Like everything computer-related, Bitcoin amounts, at the lowest level, to nothing more than zeroes and ones. Computers do not understand anything else, after all, even if these humble building blocks can be put to some pretty spectacular uses. People who feel put off by what some see as the complexity of Bitcoin would do well to remember this fact.
Although the system itself is truly complex, participating in it is not. Many people hear about the so-called mining farms that dominate the network today, wondering thereafter how they could ever find a place beside these gigantic operations. The reality, however, is that there is no need to do so for the vast majority of those who buy bitcoins.
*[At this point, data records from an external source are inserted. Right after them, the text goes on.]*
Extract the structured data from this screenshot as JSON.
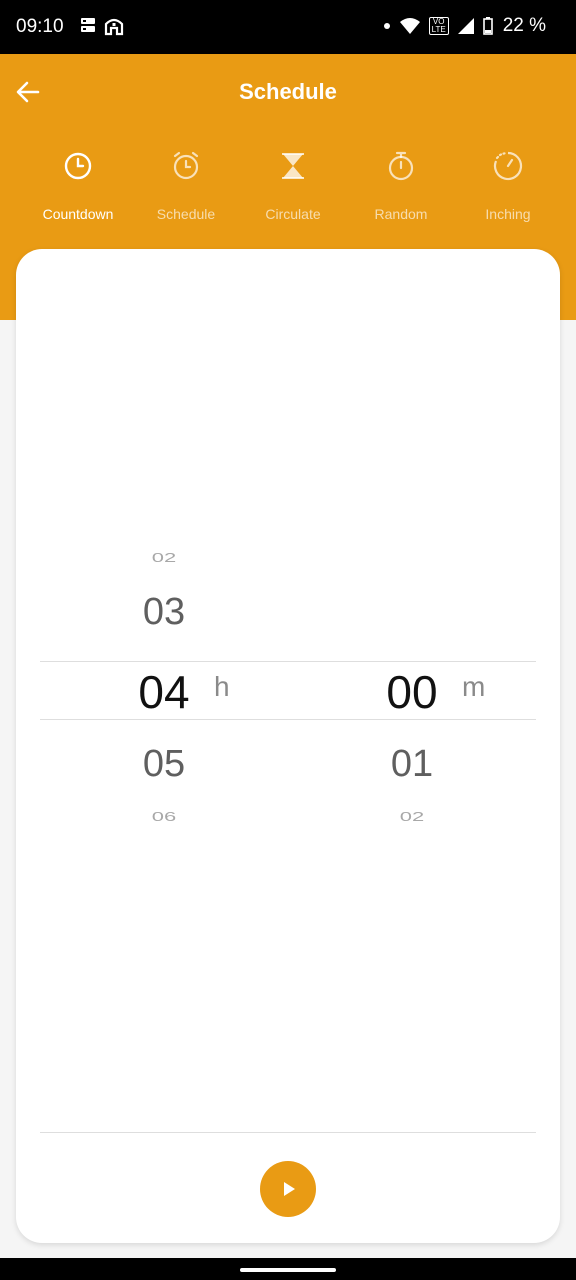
{
  "status_bar": {
    "time": "09:10",
    "battery": "22 %",
    "vo_lte_top": "VO",
    "vo_lte_bottom": "LTE"
  },
  "header": {
    "title": "Schedule"
  },
  "tabs": [
    {
      "label": "Countdown",
      "icon": "clock-icon",
      "active": true
    },
    {
      "label": "Schedule",
      "icon": "alarm-clock-icon",
      "active": false
    },
    {
      "label": "Circulate",
      "icon": "hourglass-icon",
      "active": false
    },
    {
      "label": "Random",
      "icon": "stopwatch-icon",
      "active": false
    },
    {
      "label": "Inching",
      "icon": "dotted-clock-icon",
      "active": false
    }
  ],
  "picker": {
    "hours": {
      "items": [
        "02",
        "03",
        "04",
        "05",
        "06"
      ],
      "selected": "04",
      "unit": "h"
    },
    "minutes": {
      "items": [
        "00",
        "01",
        "02"
      ],
      "selected": "00",
      "unit": "m"
    }
  },
  "colors": {
    "accent": "#e99b14",
    "background": "#f5f5f5"
  }
}
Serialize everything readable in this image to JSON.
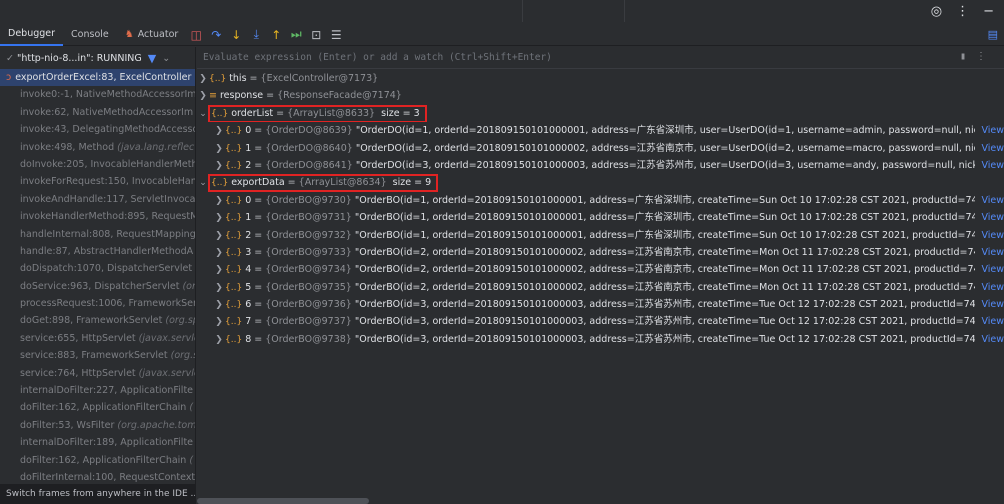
{
  "tabs": [
    {
      "label": "Debugger",
      "active": true
    },
    {
      "label": "Console",
      "active": false
    },
    {
      "label": "Actuator",
      "active": false
    }
  ],
  "thread": {
    "label": "\"http-nio-8...in\": RUNNING"
  },
  "watch": {
    "placeholder": "Evaluate expression (Enter) or add a watch (Ctrl+Shift+Enter)"
  },
  "frames": [
    {
      "text": "exportOrderExcel:83, ExcelController",
      "italic": ""
    },
    {
      "text": "invoke0:-1, NativeMethodAccessorIm",
      "italic": ""
    },
    {
      "text": "invoke:62, NativeMethodAccessorIm",
      "italic": ""
    },
    {
      "text": "invoke:43, DelegatingMethodAccesso",
      "italic": ""
    },
    {
      "text": "invoke:498, Method ",
      "italic": "(java.lang.reflect)"
    },
    {
      "text": "doInvoke:205, InvocableHandlerMeth",
      "italic": ""
    },
    {
      "text": "invokeForRequest:150, InvocableHan",
      "italic": ""
    },
    {
      "text": "invokeAndHandle:117, ServletInvocab",
      "italic": ""
    },
    {
      "text": "invokeHandlerMethod:895, RequestM",
      "italic": ""
    },
    {
      "text": "handleInternal:808, RequestMappingH",
      "italic": ""
    },
    {
      "text": "handle:87, AbstractHandlerMethodA",
      "italic": ""
    },
    {
      "text": "doDispatch:1070, DispatcherServlet ",
      "italic": "(o"
    },
    {
      "text": "doService:963, DispatcherServlet ",
      "italic": "(or"
    },
    {
      "text": "processRequest:1006, FrameworkServ",
      "italic": ""
    },
    {
      "text": "doGet:898, FrameworkServlet ",
      "italic": "(org.spr"
    },
    {
      "text": "service:655, HttpServlet ",
      "italic": "(javax.servle"
    },
    {
      "text": "service:883, FrameworkServlet ",
      "italic": "(org.s"
    },
    {
      "text": "service:764, HttpServlet ",
      "italic": "(javax.servle"
    },
    {
      "text": "internalDoFilter:227, ApplicationFilte",
      "italic": ""
    },
    {
      "text": "doFilter:162, ApplicationFilterChain ",
      "italic": "("
    },
    {
      "text": "doFilter:53, WsFilter ",
      "italic": "(org.apache.tom"
    },
    {
      "text": "internalDoFilter:189, ApplicationFilte",
      "italic": ""
    },
    {
      "text": "doFilter:162, ApplicationFilterChain ",
      "italic": "("
    },
    {
      "text": "doFilterInternal:100, RequestContextF",
      "italic": ""
    }
  ],
  "hint": "Switch frames from anywhere in the IDE ...",
  "vars": {
    "this": {
      "name": "this",
      "eq": " = ",
      "type": "{ExcelController@7173}"
    },
    "response": {
      "name": "response",
      "eq": " = ",
      "type": "{ResponseFacade@7174}"
    },
    "orderList": {
      "name": "orderList",
      "eq": " = ",
      "type": "{ArrayList@8633}",
      "size": "size = 3"
    },
    "orderItems": [
      {
        "idx": "0",
        "type": "{OrderDO@8639}",
        "str": "\"OrderDO(id=1, orderId=201809150101000001, address=广东省深圳市, user=UserDO(id=1, username=admin, password=null, nick...",
        "view": "View"
      },
      {
        "idx": "1",
        "type": "{OrderDO@8640}",
        "str": "\"OrderDO(id=2, orderId=201809150101000002, address=江苏省南京市, user=UserDO(id=2, username=macro, password=null, nick...",
        "view": "View"
      },
      {
        "idx": "2",
        "type": "{OrderDO@8641}",
        "str": "\"OrderDO(id=3, orderId=201809150101000003, address=江苏省苏州市, user=UserDO(id=3, username=andy, password=null, nickn...",
        "view": "View"
      }
    ],
    "exportData": {
      "name": "exportData",
      "eq": " = ",
      "type": "{ArrayList@8634}",
      "size": "size = 9"
    },
    "exportItems": [
      {
        "idx": "0",
        "type": "{OrderBO@9730}",
        "str": "\"OrderBO(id=1, orderId=201809150101000001, address=广东省深圳市, createTime=Sun Oct 10 17:02:28 CST 2021, productId=743 ...",
        "view": "View"
      },
      {
        "idx": "1",
        "type": "{OrderBO@9731}",
        "str": "\"OrderBO(id=1, orderId=201809150101000001, address=广东省深圳市, createTime=Sun Oct 10 17:02:28 CST 2021, productId=743 ...",
        "view": "View"
      },
      {
        "idx": "2",
        "type": "{OrderBO@9732}",
        "str": "\"OrderBO(id=1, orderId=201809150101000001, address=广东省深圳市, createTime=Sun Oct 10 17:02:28 CST 2021, productId=743 ...",
        "view": "View"
      },
      {
        "idx": "3",
        "type": "{OrderBO@9733}",
        "str": "\"OrderBO(id=2, orderId=201809150101000002, address=江苏省南京市, createTime=Mon Oct 11 17:02:28 CST 2021, productId=74...",
        "view": "View"
      },
      {
        "idx": "4",
        "type": "{OrderBO@9734}",
        "str": "\"OrderBO(id=2, orderId=201809150101000002, address=江苏省南京市, createTime=Mon Oct 11 17:02:28 CST 2021, productId=74...",
        "view": "View"
      },
      {
        "idx": "5",
        "type": "{OrderBO@9735}",
        "str": "\"OrderBO(id=2, orderId=201809150101000002, address=江苏省南京市, createTime=Mon Oct 11 17:02:28 CST 2021, productId=74...",
        "view": "View"
      },
      {
        "idx": "6",
        "type": "{OrderBO@9736}",
        "str": "\"OrderBO(id=3, orderId=201809150101000003, address=江苏省苏州市, createTime=Tue Oct 12 17:02:28 CST 2021, productId=743 ...",
        "view": "View"
      },
      {
        "idx": "7",
        "type": "{OrderBO@9737}",
        "str": "\"OrderBO(id=3, orderId=201809150101000003, address=江苏省苏州市, createTime=Tue Oct 12 17:02:28 CST 2021, productId=743 ...",
        "view": "View"
      },
      {
        "idx": "8",
        "type": "{OrderBO@9738}",
        "str": "\"OrderBO(id=3, orderId=201809150101000003, address=江苏省苏州市, createTime=Tue Oct 12 17:02:28 CST 2021, productId=743 ...",
        "view": "View"
      }
    ]
  }
}
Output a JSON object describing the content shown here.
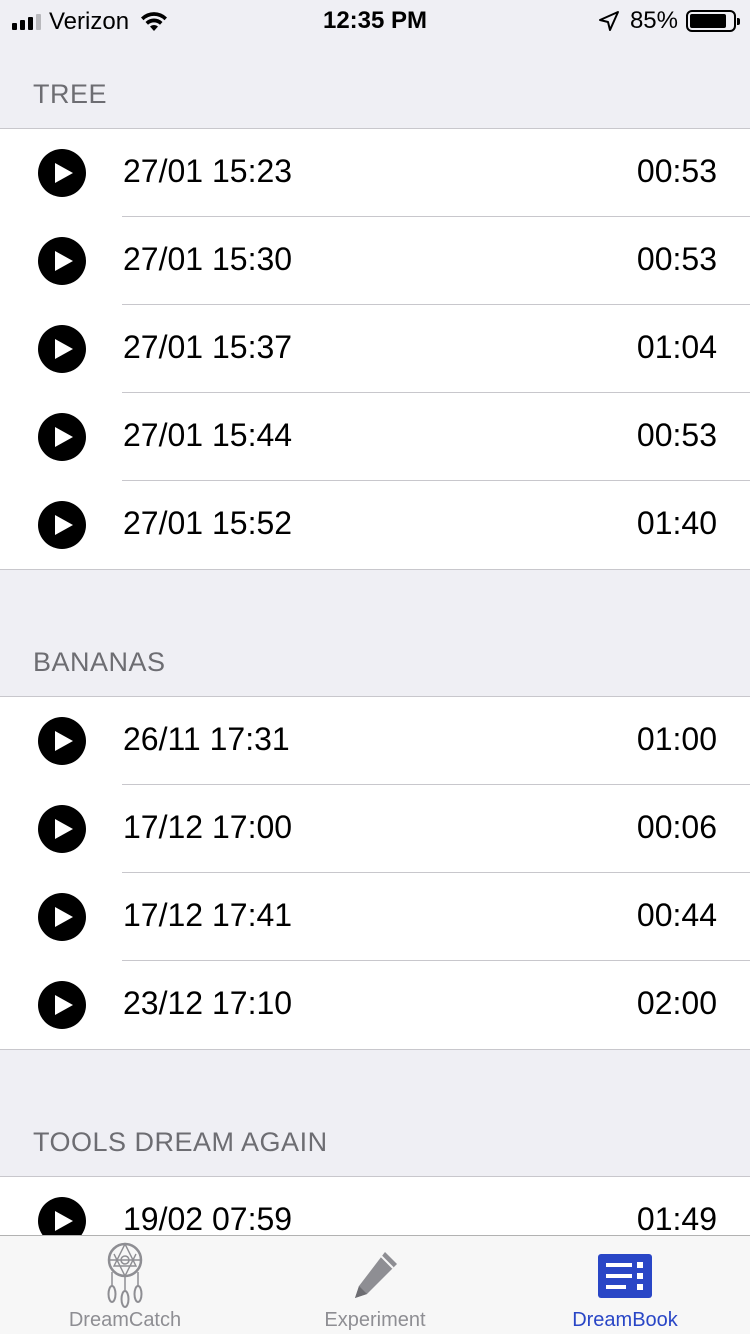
{
  "status_bar": {
    "carrier": "Verizon",
    "time": "12:35 PM",
    "battery_percent": "85%",
    "battery_level": 0.85,
    "icons": [
      "signal-icon",
      "wifi-icon",
      "location-arrow-icon",
      "battery-icon"
    ]
  },
  "sections": [
    {
      "title": "TREE",
      "rows": [
        {
          "date": "27/01 15:23",
          "duration": "00:53"
        },
        {
          "date": "27/01 15:30",
          "duration": "00:53"
        },
        {
          "date": "27/01 15:37",
          "duration": "01:04"
        },
        {
          "date": "27/01 15:44",
          "duration": "00:53"
        },
        {
          "date": "27/01 15:52",
          "duration": "01:40"
        }
      ]
    },
    {
      "title": "BANANAS",
      "rows": [
        {
          "date": "26/11 17:31",
          "duration": "01:00"
        },
        {
          "date": "17/12 17:00",
          "duration": "00:06"
        },
        {
          "date": "17/12 17:41",
          "duration": "00:44"
        },
        {
          "date": "23/12 17:10",
          "duration": "02:00"
        }
      ]
    },
    {
      "title": "TOOLS DREAM AGAIN",
      "rows": [
        {
          "date": "19/02 07:59",
          "duration": "01:49"
        }
      ]
    }
  ],
  "tab_bar": {
    "tabs": [
      {
        "label": "DreamCatch",
        "icon": "dreamcatcher-icon",
        "active": false
      },
      {
        "label": "Experiment",
        "icon": "pen-icon",
        "active": false
      },
      {
        "label": "DreamBook",
        "icon": "book-list-icon",
        "active": true
      }
    ]
  },
  "colors": {
    "background": "#efeff4",
    "accent": "#2946c6",
    "inactive_tab": "#8e8e93",
    "section_title": "#6d6d72"
  }
}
In fact, buying and using Bitcoin is no more complex than banking online.
Readers who click here, for example, will see how easy it is to use a modern Bitcoin exchange. While the early exchanges often demanded a lot from their users, forcing them to master complex software and remember long strings of apparently random letters and digits, today's are much easier to take advantage of.
Most such exchanges, for example, more or less automate the whole process of setting up a Bitcoin wallet. Essentially nothing more than a long, character-based address with a corresponding key, this is the only way to receive and hold onto Bitcoin.
While there are a multitude of ways of creating a new one, many of these were formerly pretty complicated. Recognizing this, exchanges that aim at making Bitcoin easier to use have tackled this problem head-on.
The result has been a new wave of wallet creation software that requires virtually nothing in the way of specialized knowledge. Most people who create new accounts at exchanges, today, in fact, will find that they end up with their very own wallets as an integrated part of the process.
With every detail taken care of in these elegant, simple ways, making use of Bitcoin today is far easier than many people would suppose. Even if there is some incredibly complex software underlying the system, the fact is that understanding it is no harder than coming to grips with ones and zeroes.